Relationships in New York State
Background: We analyzed center-level outcome correlations between valve
surgery and coronary artery bypass graft (CABG) in New York (NY) State
and how volume-outcome effect differ between case types. Methods: We
used the 2014-2016 NY cardiac surgery outcomes report. Center-level
observedto-expected (O/E) ratio for operative mortality provided
risk-adjusted operative outcomes for isolated CABG and valve operations.
Correlation coefficient characterized the concordance in center-level
outcomes in CABG and valve. Discordant outcomes were defined as having
O/E ratio >2 in one operation type with O/E ratio ≤1 in

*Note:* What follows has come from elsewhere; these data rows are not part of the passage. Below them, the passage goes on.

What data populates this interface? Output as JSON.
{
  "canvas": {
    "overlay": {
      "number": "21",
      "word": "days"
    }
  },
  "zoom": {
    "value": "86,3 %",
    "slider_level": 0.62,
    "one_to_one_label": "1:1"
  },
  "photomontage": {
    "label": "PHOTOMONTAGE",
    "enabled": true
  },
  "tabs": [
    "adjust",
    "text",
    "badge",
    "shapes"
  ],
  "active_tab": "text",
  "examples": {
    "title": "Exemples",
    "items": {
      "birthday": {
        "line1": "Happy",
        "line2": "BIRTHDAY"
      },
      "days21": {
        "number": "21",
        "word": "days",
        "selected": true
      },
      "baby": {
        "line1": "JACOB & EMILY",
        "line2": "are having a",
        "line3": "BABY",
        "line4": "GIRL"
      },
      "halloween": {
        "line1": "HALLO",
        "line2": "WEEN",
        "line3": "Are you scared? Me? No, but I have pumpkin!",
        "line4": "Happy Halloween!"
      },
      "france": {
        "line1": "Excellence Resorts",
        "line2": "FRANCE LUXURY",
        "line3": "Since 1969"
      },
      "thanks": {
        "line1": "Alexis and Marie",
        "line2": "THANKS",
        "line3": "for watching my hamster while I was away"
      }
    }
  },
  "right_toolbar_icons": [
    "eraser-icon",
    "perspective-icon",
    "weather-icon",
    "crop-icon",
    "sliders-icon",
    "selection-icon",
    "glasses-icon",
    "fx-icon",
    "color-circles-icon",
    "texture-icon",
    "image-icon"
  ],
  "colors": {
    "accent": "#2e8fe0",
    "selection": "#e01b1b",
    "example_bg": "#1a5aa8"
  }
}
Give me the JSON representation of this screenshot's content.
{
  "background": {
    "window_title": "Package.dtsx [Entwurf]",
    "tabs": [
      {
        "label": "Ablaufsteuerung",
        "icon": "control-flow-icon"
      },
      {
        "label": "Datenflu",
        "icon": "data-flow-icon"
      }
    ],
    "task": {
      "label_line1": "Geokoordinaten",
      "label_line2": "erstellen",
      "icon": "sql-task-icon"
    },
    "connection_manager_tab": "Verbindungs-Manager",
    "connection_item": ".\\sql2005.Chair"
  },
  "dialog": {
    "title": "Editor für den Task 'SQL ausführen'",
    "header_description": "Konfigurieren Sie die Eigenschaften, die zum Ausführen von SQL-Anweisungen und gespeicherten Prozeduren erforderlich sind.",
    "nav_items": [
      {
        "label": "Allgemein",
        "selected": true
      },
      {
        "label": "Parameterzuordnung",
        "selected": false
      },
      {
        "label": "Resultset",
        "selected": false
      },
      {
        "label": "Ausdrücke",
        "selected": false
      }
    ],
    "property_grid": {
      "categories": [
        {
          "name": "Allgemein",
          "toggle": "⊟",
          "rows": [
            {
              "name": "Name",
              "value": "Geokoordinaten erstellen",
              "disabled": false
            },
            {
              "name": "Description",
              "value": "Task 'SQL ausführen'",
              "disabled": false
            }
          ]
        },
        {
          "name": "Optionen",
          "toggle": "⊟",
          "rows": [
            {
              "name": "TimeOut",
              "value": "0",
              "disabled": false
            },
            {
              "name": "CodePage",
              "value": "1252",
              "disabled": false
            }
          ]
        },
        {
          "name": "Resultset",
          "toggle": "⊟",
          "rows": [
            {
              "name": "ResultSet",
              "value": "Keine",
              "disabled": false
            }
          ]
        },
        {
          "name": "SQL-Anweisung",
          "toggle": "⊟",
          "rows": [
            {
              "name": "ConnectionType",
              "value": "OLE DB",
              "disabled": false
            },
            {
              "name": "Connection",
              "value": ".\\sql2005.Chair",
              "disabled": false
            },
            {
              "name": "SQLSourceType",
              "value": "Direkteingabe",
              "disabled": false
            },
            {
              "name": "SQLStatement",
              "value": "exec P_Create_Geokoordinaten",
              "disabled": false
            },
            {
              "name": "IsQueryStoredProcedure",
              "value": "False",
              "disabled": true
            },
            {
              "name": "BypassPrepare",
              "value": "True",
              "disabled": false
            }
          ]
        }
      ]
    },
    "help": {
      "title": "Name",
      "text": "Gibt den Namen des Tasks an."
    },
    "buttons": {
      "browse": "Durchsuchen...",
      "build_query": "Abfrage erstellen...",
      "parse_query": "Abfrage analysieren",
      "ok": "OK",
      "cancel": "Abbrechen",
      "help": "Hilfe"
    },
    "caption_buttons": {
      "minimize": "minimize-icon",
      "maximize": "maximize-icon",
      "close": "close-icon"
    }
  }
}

another. Linearized slope of volume-outcome effect in case types offered
insights into centers with discordant performances between procedures.
Results: Among 37 NY centers, annual center volumes were 220±120 cases

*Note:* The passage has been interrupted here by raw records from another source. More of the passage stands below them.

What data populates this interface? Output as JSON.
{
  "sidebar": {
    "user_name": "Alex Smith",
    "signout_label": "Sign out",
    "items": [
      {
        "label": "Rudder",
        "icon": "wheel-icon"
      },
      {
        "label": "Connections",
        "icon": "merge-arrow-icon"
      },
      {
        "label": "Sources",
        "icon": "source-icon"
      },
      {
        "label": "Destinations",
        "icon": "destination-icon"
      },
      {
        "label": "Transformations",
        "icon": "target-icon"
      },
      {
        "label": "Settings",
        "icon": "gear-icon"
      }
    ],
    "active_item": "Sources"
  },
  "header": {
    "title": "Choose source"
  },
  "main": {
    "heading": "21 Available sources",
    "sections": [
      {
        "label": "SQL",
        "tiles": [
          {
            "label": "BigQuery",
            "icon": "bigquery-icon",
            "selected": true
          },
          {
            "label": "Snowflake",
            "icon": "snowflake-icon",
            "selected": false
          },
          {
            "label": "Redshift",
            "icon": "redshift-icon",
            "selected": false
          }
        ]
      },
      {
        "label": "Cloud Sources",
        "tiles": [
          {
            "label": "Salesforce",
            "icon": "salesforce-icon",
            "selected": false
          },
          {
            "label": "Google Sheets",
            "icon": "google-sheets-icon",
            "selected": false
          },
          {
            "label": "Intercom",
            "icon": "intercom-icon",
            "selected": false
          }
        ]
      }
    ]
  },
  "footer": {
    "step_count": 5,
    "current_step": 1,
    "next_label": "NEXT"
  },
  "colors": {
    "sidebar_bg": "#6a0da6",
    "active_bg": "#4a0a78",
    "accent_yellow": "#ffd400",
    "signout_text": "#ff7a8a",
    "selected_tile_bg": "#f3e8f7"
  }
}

for CABG and 190±178 cases for valve operations. Modest center-level
correlation between CABG and valve O/E ratio was shown (R2 = 0.31). Two
centers had discordant performance between valve and CABG (O/E ≤1 for
CABG while O/E > 2 for valve procedures). No centers had
CABG O/E ratio > 2 while valve O/E ratio ≤1. Linearized
slope describing volume-outcome effects showed stronger effect in valve
operations compared to CABG: O/E ratio declined 0.1 units per 100 CABG
volume increase, while O/E ratio declined 0.33 units per 100 valve
volume increase. Conclusions: In NY hospitals, favorable valve outcomes
may indicate good CABG outcomes but good CABG outcomes may not ensure
valve outcomes. Outcome variation in valve operation could be related to
stronger volume-outcome effect in valve operations relative to CABG.
Valve operations may benefit from regionalization.